Background: Preoperative planning with commercially available imaging software in shoulder arthroplasty may allow for improved decision-making and more accurate placement of the glenoid component.
Methods: A total of 81 consecutive shoulder computed tomography scans obtained for preoperative planning purposes for shoulder arthroplasty were analyzed by commercially available software from 4 companies (Blueprint: Wright Medical, Memphis, TN, USA; GPS: Exactech, Gainesville, FL, USA; Materialise: DJO, Vista, CA, USA; and VIP: Arthrex, Naples, FL, USA) and by 5 fellowship-trained sports medicine/shoulder surgeons. Inclination, version, and subluxation of the humerus were measured in a blinded fashion on axial and coronal sequences at the mid-glenoid. Surgeon measurements were analyzed for agreement and were compared with the 4 commercial programs.

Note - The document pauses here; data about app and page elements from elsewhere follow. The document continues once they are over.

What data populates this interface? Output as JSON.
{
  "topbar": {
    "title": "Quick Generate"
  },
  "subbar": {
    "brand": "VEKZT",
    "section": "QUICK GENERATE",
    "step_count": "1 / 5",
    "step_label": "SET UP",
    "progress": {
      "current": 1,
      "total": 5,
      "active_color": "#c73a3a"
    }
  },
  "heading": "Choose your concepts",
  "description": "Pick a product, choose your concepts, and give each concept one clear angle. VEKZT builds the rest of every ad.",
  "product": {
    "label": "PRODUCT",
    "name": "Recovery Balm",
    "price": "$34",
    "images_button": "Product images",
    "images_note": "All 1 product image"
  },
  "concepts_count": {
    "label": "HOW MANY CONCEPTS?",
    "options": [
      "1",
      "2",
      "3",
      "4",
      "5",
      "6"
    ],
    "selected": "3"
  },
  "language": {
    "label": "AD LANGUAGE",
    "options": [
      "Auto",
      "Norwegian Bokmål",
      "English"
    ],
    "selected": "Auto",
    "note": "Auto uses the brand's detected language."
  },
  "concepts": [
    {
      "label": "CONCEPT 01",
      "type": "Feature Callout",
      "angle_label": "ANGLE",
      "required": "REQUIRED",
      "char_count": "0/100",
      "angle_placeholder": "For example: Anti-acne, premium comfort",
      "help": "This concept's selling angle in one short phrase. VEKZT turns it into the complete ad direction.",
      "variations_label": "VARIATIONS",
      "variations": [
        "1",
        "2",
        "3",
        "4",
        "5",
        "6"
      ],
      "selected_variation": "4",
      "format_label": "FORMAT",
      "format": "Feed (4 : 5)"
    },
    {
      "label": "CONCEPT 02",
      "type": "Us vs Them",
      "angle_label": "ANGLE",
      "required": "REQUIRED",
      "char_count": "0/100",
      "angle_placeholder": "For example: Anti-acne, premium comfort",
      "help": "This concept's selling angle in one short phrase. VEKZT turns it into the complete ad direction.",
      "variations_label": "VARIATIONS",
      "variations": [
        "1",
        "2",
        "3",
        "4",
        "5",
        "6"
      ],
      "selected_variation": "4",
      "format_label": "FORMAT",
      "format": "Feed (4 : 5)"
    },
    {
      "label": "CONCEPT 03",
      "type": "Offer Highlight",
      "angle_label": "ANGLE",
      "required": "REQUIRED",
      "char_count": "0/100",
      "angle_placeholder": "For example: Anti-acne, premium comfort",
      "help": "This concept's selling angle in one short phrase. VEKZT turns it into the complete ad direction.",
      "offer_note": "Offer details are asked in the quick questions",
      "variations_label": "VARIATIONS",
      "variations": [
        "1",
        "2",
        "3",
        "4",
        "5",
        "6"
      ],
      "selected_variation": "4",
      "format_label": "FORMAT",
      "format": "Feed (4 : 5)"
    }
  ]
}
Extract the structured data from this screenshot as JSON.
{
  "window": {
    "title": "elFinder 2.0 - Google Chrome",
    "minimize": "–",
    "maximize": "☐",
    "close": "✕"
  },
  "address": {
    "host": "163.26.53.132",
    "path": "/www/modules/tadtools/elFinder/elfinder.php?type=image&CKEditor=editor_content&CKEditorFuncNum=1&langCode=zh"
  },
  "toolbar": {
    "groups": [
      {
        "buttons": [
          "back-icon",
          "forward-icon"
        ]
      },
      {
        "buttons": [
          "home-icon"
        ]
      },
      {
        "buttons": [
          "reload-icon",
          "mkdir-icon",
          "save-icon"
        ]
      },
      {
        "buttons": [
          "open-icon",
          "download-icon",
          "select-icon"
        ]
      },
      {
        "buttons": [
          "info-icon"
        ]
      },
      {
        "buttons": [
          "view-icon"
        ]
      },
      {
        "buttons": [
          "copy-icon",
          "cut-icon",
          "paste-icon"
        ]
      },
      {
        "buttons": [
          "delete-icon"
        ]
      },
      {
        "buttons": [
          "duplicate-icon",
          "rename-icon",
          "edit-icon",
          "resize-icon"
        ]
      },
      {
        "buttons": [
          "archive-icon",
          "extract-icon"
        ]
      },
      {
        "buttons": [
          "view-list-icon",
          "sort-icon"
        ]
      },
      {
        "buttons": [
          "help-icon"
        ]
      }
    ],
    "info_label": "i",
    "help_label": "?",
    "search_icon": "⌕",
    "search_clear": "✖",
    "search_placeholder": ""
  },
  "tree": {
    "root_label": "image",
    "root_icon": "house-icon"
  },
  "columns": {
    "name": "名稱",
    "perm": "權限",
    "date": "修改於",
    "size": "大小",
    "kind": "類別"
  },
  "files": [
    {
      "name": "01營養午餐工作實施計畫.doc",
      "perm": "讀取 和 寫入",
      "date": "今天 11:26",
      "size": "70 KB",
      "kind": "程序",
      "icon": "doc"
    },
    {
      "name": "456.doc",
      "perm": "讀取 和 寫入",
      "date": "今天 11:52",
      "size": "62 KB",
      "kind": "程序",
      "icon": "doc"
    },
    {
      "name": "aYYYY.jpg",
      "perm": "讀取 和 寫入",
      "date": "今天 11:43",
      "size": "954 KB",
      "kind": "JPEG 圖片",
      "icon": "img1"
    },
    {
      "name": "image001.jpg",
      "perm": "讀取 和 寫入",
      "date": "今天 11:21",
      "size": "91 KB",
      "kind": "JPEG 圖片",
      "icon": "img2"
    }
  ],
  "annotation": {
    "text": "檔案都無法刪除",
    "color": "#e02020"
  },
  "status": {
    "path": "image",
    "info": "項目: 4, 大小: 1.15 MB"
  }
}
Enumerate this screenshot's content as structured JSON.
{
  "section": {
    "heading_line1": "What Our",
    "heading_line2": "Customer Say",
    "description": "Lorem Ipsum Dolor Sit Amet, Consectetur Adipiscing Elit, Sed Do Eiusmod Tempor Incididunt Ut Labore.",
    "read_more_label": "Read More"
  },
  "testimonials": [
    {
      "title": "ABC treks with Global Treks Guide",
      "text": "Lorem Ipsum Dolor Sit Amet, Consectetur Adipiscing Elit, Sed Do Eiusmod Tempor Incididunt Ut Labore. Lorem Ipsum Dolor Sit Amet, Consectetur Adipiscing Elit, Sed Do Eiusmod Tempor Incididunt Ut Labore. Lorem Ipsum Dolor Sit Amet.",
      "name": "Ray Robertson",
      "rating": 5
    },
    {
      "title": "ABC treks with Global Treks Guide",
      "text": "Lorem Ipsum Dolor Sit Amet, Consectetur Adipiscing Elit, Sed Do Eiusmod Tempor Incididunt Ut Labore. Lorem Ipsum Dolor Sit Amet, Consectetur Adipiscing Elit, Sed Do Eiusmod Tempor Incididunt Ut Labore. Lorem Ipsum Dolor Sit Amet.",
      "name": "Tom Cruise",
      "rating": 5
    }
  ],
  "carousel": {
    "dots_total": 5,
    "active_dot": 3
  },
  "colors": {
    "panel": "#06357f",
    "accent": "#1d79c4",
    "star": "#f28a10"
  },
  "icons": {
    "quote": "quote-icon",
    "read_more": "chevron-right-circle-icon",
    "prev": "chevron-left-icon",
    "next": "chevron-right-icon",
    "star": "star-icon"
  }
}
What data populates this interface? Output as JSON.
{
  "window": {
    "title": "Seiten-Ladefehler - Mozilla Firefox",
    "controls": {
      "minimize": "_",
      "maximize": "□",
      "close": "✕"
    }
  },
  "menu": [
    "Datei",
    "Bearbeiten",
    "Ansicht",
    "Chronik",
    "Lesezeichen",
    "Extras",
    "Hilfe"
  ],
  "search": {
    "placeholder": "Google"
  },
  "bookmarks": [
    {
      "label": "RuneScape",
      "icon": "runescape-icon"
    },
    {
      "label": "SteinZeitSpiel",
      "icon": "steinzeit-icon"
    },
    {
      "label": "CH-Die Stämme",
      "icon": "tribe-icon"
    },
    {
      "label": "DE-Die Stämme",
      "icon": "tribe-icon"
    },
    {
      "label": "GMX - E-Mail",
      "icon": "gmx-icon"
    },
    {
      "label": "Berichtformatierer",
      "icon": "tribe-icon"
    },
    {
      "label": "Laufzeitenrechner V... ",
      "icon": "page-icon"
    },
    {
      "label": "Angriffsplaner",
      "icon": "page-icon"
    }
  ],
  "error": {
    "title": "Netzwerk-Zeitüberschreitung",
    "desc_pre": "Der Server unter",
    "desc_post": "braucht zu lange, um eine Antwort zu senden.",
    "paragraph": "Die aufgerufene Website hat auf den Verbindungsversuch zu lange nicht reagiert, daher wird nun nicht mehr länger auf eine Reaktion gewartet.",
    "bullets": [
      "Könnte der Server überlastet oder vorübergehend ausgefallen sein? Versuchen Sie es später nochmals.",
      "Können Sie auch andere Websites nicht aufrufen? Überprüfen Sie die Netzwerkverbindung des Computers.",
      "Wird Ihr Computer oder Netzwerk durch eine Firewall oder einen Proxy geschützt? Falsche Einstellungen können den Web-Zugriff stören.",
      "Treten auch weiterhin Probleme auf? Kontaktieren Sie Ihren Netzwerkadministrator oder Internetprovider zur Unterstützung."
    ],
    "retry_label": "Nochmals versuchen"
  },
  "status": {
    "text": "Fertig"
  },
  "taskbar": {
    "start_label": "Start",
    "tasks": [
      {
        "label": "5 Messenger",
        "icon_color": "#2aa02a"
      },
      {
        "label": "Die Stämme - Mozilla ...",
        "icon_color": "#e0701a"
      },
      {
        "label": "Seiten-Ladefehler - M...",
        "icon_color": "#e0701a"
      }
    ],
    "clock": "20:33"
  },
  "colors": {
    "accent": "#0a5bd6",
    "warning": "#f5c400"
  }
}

Results: Surgeon reliability was acceptable for version (intraclass correlation coefficient [ICC]: 0.876), inclination (ICC: 0.84), and subluxation (ICC: 0.523). Significant differences were found between surgeon and commercial software measurements in version (P = .03), inclination (P = .023), and subluxation (P < .001). Software measurements tended to be more superiorly inclined (average -2° to 2° greater), more retroverted (average 2°-5° greater), and more posteriorly subluxed (average 7°-10° greater) than surgeon measurements. In comparing imaging software measurements, only Blueprint was found to produce significantly different version measurements than surgeon measurements (P = .02).
Conclusion: Preoperative planning software for shoulder arthroplasty has limited agreement in measures of version, inclination, and subluxation measurements, whereas surgeons have high inter-reliability. Surgeons should be cautious when using commercial software planning systems and when comparing publications that use different planning systems to determine preoperative glenoid deformity measurements.
Keywords: Shoulder arthroplasty; accuracy; inclination; preoperative planning software; subluxation; version.
Copyright © 2020 Journal of Shoulder and Elbow Surgery Board of Trustees. Published by Elsevier Inc. All rights reserved.